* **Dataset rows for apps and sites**
========================================================================

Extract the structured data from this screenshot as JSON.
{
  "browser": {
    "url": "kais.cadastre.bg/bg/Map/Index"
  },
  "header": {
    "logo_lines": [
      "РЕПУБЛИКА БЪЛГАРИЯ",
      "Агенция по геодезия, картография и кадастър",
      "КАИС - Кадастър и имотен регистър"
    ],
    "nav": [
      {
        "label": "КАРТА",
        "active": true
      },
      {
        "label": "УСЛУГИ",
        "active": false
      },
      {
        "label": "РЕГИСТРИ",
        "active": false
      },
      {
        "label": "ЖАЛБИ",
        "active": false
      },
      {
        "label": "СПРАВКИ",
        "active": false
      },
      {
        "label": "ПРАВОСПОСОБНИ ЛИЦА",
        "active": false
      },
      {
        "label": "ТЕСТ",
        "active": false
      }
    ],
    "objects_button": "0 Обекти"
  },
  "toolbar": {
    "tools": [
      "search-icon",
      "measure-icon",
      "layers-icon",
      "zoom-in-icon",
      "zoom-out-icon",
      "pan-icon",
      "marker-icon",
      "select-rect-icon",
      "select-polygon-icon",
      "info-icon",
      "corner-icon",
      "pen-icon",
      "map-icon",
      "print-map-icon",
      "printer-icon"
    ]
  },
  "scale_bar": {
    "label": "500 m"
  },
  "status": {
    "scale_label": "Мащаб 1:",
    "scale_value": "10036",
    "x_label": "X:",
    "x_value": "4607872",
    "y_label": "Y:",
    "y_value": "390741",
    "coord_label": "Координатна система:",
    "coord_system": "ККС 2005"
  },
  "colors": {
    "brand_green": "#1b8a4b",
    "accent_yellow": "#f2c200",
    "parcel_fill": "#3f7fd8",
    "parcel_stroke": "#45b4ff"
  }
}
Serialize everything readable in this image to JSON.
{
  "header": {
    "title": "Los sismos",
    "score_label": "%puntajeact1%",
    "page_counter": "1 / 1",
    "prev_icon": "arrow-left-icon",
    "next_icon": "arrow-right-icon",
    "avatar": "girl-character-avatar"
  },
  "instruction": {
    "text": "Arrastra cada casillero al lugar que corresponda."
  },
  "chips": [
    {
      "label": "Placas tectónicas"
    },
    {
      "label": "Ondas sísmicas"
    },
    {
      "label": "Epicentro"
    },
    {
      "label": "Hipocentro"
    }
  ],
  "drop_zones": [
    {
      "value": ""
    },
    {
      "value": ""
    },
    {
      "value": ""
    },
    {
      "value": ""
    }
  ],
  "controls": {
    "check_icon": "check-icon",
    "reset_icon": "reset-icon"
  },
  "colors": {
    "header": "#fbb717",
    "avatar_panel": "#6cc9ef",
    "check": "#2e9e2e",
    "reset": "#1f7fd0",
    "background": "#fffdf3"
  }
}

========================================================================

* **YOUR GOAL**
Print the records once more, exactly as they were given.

* **RESPONSE AREA**
Extract the structured data from this screenshot as JSON.
{
  "browser": {
    "url": "kais.cadastre.bg/bg/Map/Index"
  },
  "header": {
    "logo_lines": [
      "РЕПУБЛИКА БЪЛГАРИЯ",
      "Агенция по геодезия, картография и кадастър",
      "КАИС - Кадастър и имотен регистър"
    ],
    "nav": [
      {
        "label": "КАРТА",
        "active": true
      },
      {
        "label": "УСЛУГИ",
        "active": false
      },
      {
        "label": "РЕГИСТРИ",
        "active": false
      },
      {
        "label": "ЖАЛБИ",
        "active": false
      },
      {
        "label": "СПРАВКИ",
        "active": false
      },
      {
        "label": "ПРАВОСПОСОБНИ ЛИЦА",
        "active": false
      },
      {
        "label": "ТЕСТ",
        "active": false
      }
    ],
    "objects_button": "0 Обекти"
  },
  "toolbar": {
    "tools": [
      "search-icon",
      "measure-icon",
      "layers-icon",
      "zoom-in-icon",
      "zoom-out-icon",
      "pan-icon",
      "marker-icon",
      "select-rect-icon",
      "select-polygon-icon",
      "info-icon",
      "corner-icon",
      "pen-icon",
      "map-icon",
      "print-map-icon",
      "printer-icon"
    ]
  },
  "scale_bar": {
    "label": "500 m"
  },
  "status": {
    "scale_label": "Мащаб 1:",
    "scale_value": "10036",
    "x_label": "X:",
    "x_value": "4607872",
    "y_label": "Y:",
    "y_value": "390741",
    "coord_label": "Координатна система:",
    "coord_system": "ККС 2005"
  },
  "colors": {
    "brand_green": "#1b8a4b",
    "accent_yellow": "#f2c200",
    "parcel_fill": "#3f7fd8",
    "parcel_stroke": "#45b4ff"
  }
}
Serialize everything readable in this image to JSON.
{
  "header": {
    "title": "Los sismos",
    "score_label": "%puntajeact1%",
    "page_counter": "1 / 1",
    "prev_icon": "arrow-left-icon",
    "next_icon": "arrow-right-icon",
    "avatar": "girl-character-avatar"
  },
  "instruction": {
    "text": "Arrastra cada casillero al lugar que corresponda."
  },
  "chips": [
    {
      "label": "Placas tectónicas"
    },
    {
      "label": "Ondas sísmicas"
    },
    {
      "label": "Epicentro"
    },
    {
      "label": "Hipocentro"
    }
  ],
  "drop_zones": [
    {
      "value": ""
    },
    {
      "value": ""
    },
    {
      "value": ""
    },
    {
      "value": ""
    }
  ],
  "controls": {
    "check_icon": "check-icon",
    "reset_icon": "reset-icon"
  },
  "colors": {
    "header": "#fbb717",
    "avatar_panel": "#6cc9ef",
    "check": "#2e9e2e",
    "reset": "#1f7fd0",
    "background": "#fffdf3"
  }
}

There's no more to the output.